These crispy pockets of starch are filled with lamb, leeks, parsley, and horseradish for a kick. The recipe isn’t complicated per say, but the whole process is somewhat time consuming, so I’d suggest this for a weekend. Cooking took me about an hour from start to finish (snapping photos all the while).
Coating the croquettes is always a bit messy. The trick is to use one hand to roll it in the flour, the other to roll it in the egg, and the first to roll it in the crumbs. This will keep the egg and flour from turning into a gloppy mess on your fingers.
And fry. Woks are perfect for deep frying because the curved sides make it easy to slide things into the oil, plus the top is wider than the bottom, which gives you more surface area for frying without needing so much oil.
SPICY LAMB AND LEEK CROQUETTES
1/2 pound of ground lamb
3 large russet potatoes
1 medium leek, white part only
2-3 tablespoons of freshly grated horseradish
1/2 cup of parsley, roughly chopped
3 cloves of garlic, minced
1 or 2 eggs, beaten
1 cup of flour
2 cups of panko bread crumbs
3-4 cups of oil for frying
Peel the potatoes and cut them into large 2″ chunks. Add them to a pot and fill with enough water to cover the potatoes. Bring to a boil and cook until the potatoes are easily pierced with a fork, about 15-20 minutes. Drain the potatoes and mash them. They don’t need to be as smooth as mashed potatoes; you can leave a few chunks if you like.
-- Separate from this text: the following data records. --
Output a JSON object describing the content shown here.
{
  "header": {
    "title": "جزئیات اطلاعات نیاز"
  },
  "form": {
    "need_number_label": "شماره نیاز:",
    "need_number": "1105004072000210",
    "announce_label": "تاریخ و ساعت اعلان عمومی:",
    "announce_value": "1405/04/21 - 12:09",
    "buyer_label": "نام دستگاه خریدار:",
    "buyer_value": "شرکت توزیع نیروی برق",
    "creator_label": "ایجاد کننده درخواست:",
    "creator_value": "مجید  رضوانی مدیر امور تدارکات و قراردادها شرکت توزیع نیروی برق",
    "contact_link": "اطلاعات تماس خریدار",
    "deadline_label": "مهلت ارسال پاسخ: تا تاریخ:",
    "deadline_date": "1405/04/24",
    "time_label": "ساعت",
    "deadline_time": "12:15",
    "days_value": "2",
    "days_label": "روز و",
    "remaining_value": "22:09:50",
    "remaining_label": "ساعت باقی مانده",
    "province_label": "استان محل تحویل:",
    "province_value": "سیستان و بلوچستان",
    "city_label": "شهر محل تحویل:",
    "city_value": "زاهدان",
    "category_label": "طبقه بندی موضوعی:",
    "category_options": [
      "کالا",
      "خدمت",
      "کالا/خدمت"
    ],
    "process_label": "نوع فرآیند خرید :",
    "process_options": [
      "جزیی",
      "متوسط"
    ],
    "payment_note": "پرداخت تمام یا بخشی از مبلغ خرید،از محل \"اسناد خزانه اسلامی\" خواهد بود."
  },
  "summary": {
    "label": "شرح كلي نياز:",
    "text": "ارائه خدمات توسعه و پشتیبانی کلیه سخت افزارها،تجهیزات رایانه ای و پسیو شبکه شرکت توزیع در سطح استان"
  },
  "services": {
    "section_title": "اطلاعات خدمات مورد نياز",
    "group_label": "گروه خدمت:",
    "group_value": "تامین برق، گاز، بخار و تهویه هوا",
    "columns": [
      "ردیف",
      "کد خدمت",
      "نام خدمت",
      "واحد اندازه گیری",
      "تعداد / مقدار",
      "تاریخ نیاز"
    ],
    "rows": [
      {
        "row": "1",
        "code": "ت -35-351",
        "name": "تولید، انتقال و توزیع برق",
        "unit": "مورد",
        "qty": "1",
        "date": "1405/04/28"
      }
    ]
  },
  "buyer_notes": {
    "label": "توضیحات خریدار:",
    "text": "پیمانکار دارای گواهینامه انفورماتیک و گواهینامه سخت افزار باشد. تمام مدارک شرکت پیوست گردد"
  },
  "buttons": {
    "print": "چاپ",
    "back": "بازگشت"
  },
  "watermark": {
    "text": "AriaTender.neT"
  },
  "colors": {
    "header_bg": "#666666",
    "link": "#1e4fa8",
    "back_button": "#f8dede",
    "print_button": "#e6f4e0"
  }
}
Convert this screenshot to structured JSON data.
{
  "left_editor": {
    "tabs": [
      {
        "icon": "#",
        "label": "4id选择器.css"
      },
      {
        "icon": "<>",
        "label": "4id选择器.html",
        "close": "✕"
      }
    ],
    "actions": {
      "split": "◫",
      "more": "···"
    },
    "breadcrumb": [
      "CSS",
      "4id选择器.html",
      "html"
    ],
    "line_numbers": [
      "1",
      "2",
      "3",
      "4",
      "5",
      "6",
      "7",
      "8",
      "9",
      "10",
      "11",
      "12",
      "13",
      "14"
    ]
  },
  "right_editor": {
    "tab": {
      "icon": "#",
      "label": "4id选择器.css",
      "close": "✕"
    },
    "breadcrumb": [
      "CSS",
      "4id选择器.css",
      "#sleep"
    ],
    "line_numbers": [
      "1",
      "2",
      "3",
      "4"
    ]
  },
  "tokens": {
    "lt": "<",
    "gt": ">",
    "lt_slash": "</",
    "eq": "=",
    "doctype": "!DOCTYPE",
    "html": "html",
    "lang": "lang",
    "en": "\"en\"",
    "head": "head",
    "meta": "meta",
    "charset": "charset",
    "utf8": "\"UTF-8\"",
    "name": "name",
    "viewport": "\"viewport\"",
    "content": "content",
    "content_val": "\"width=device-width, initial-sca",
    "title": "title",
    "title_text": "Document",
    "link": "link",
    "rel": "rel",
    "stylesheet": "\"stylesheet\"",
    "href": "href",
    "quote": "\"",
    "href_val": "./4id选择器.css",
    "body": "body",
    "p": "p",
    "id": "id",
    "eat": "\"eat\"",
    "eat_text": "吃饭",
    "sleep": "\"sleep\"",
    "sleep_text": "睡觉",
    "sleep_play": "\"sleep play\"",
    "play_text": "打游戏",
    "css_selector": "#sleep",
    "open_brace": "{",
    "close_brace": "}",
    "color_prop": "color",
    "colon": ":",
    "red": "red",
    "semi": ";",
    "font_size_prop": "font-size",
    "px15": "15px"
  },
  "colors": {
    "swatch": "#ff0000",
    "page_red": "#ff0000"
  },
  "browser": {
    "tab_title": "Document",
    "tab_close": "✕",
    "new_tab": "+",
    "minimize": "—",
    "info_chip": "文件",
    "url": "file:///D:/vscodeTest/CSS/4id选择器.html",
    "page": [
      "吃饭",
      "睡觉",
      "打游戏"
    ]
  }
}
Thoroughly clean your leek and slice finely. Saute the leeks and minced garlic over medium high heat until they begin to soften, about five minutes. Add the ground lamb and stir to break up the meat. Add the salt and pepper and cook for about another five minutes, or until the meat is brown. Discard any liquid from the pan.
Combine the potatoes with the meat, parsley, and horseradish and season generously with salt and pepper. Let it sit until it’s cool enough for you to handle, then divide into about nine portions and shape into an oblong ball (about 4″ in length).Alternatively, you can shape them into small patties.
Lay out the flour, eggs, and panko in separate plates. Heat the oil in a pot over medium high heat. Roll the potato balls in the flour, then the egg, then the panko. Fry for about ____ minutes, or until golden brown.
Serve plain, or with tonkatsu sauce.